We know it’s early doors, but we’re going to state with some confidence now that this is the Tweet Of The Night:
Yes, that really is Tim Stanley, leader writer of the Telegraph, complaining about being up against the British establishment in a referendum. (In which Leave was supported by, among others, the Sun, the Daily Mail, the Telegraph, and the Daily Express – the #1, #2, #4 and #6 best-selling newspapers in the country – along with around half of the MPs of the governing party.)
For extra fun, we might collect some of his indyref tweets later. But to the very best of our recollection, he didn’t consider the Yes campaign’s 45% – which really WAS achieved against the entire British establishment, without a single daily newspaper’s support – as a “moral victory”.
But, y’know, we’ll check.
One of the more intriguing aspects of the EU debate has been the claim made by former Labour minister Tom Harris that a vote to leave the EU would transfer a raft of new powers, including over fishing and farming, to the Scottish government.
(Part of a fairly major volte-face by Harris on who should control what in Scotland, but let’s not get into that right now.)
On the face of it, this is a perfectly feasible possibility, since devolution was set up on a “reserved list” basis – any issues not specifically reserved to Westminster are devolved to the Scottish Parliament. In theory this would indeed mean that powers over farming and fishing would revert to Holyrood automatically upon exit from the EU.
But it’s not quite as simple as that.
Alert readers will already know that the closest thing this site has to a position on this week’s EU referendum is that supporters of Scottish independence living in Scotland should vote Remain.
(And even that view is conditional on whether you consider Scottish independence the most important political goal of your life. If it’s more important to you to be out of the EU than out of the UK then clearly you’ll be voting Leave and there’s nothing we could say that would change your mind.)

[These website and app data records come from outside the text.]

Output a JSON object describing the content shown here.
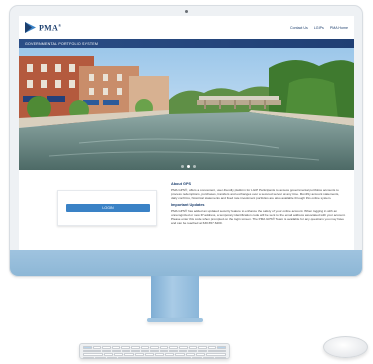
{
  "site": {
    "logo_text": "PMA",
    "logo_tm": "®",
    "nav": [
      "Contact Us",
      "LGIPs",
      "PMA Home"
    ],
    "section_title": "GOVERNMENTAL PORTFOLIO SYSTEM"
  },
  "hero": {
    "slide_count": 3,
    "active_slide": 2
  },
  "login": {
    "button_label": "LOGIN"
  },
  "about": {
    "heading": "About GPS",
    "body": "PMA GPS®, offers a convenient, user-friendly platform for LGIP Participants to access governmental portfolios accounts to process redemptions, purchases, transfers and exchanges over a secured server at any time. Monthly account statements, daily confirms, historical statements and fixed rate investment portfolios are also available through this online system."
  },
  "updates": {
    "heading": "Important Updates",
    "body": "PMA GPS® has added an updated security feature to enhance the safety of your online account. When logging in with an unrecognized or new IP address, a temporary identification code will be sent to the email address associated with your account. Please enter this code when prompted on the login screen. The PMA GPS® Team is available for any questions you may have and can be reached at 630.657.6400."
  },
  "colors": {
    "brand_navy": "#1d3f6e",
    "bar_blue": "#2b4e86",
    "button_blue": "#3a82c6",
    "device_blue": "#9fc3df"
  }
}
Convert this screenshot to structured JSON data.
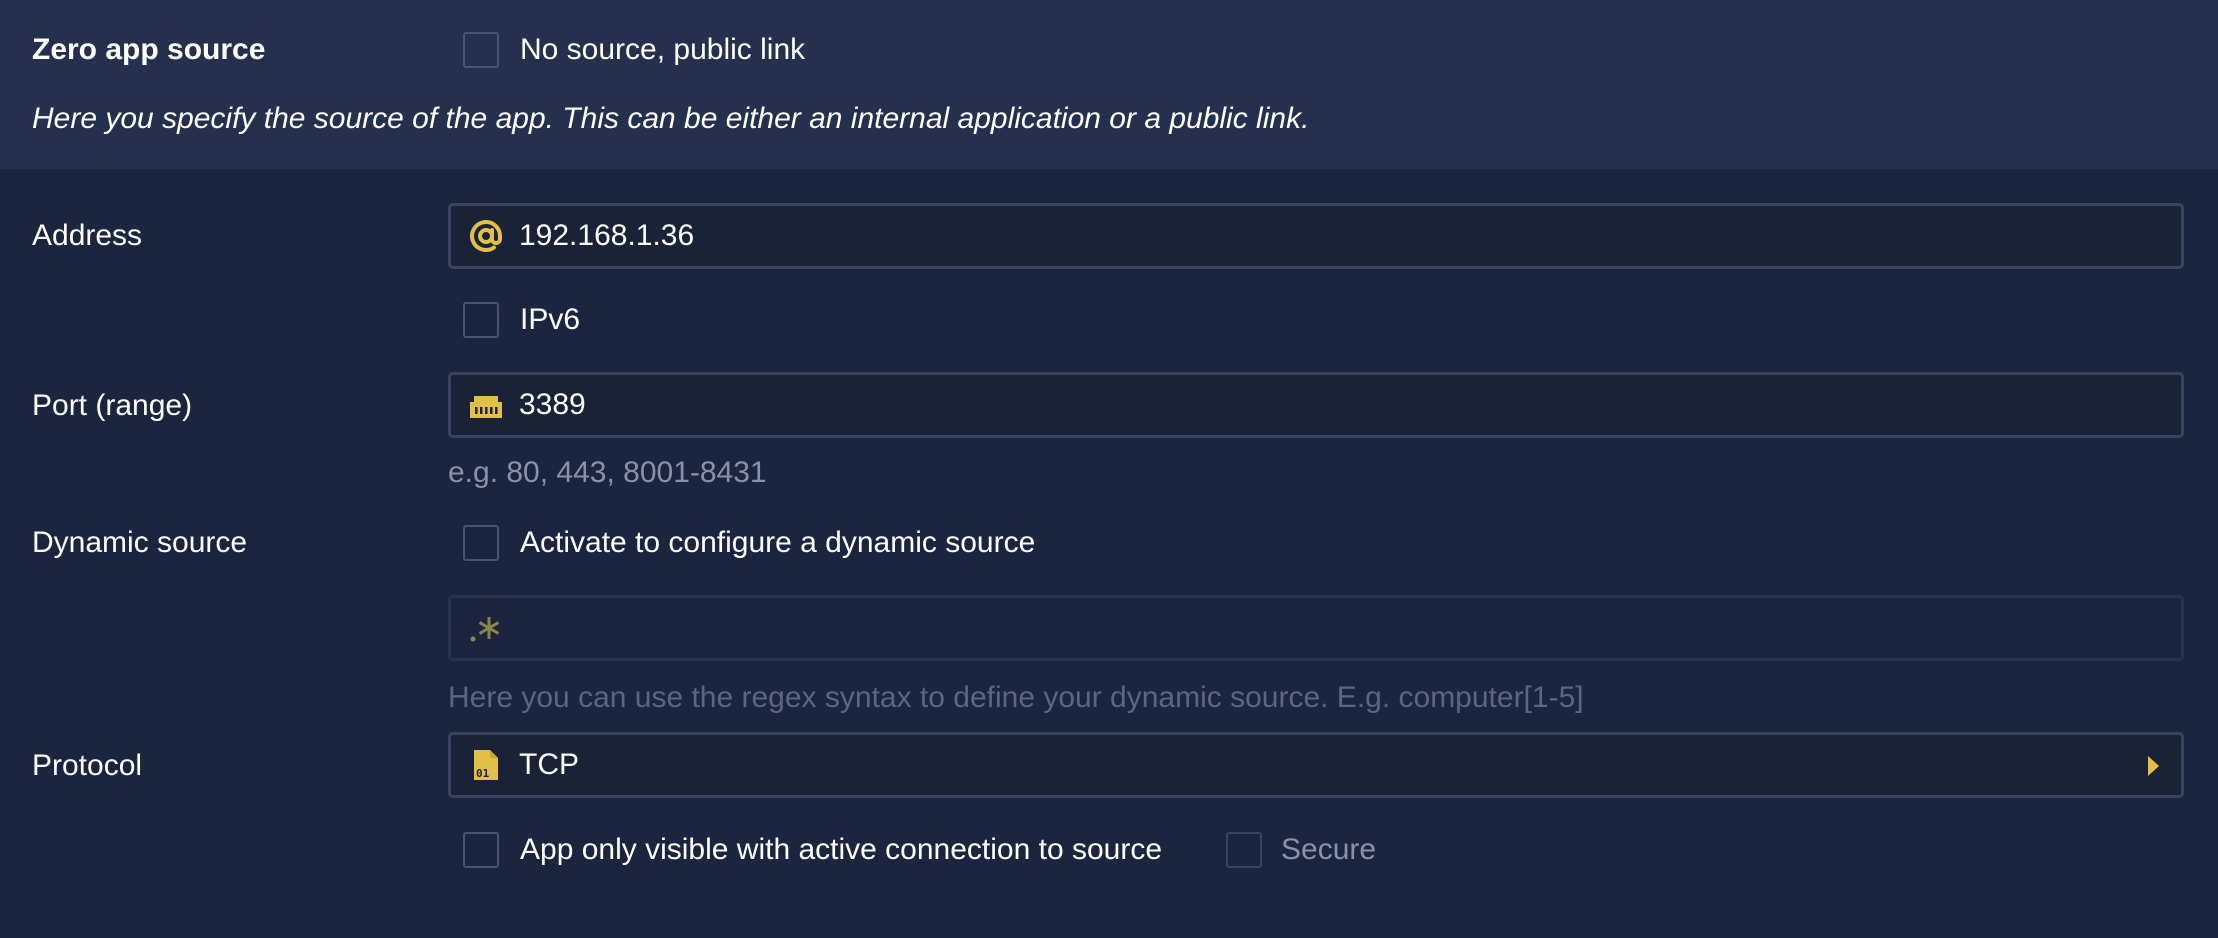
{
  "header": {
    "title": "Zero app source",
    "no_source_label": "No source, public link",
    "description": "Here you specify the source of the app. This can be either an internal application or a public link."
  },
  "address": {
    "label": "Address",
    "value": "192.168.1.36",
    "icon": "at-icon",
    "ipv6_label": "IPv6"
  },
  "port": {
    "label": "Port (range)",
    "value": "3389",
    "icon": "ethernet-port-icon",
    "hint": "e.g. 80, 443, 8001-8431"
  },
  "dynamic_source": {
    "label": "Dynamic source",
    "checkbox_label": "Activate to configure a dynamic source",
    "regex_icon": "regex-icon",
    "hint": "Here you can use the regex syntax to define your dynamic source. E.g. computer[1-5]"
  },
  "protocol": {
    "label": "Protocol",
    "value": "TCP",
    "icon": "binary-file-icon",
    "visible_label": "App only visible with active connection to source",
    "secure_label": "Secure"
  },
  "colors": {
    "background": "#1c2540",
    "header_background": "#252f4e",
    "accent": "#e2c046",
    "muted_text": "#8b92a6"
  }
}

But what if you happen to be a supporter of Scottish independence who DOESN’T live in Scotland? What then?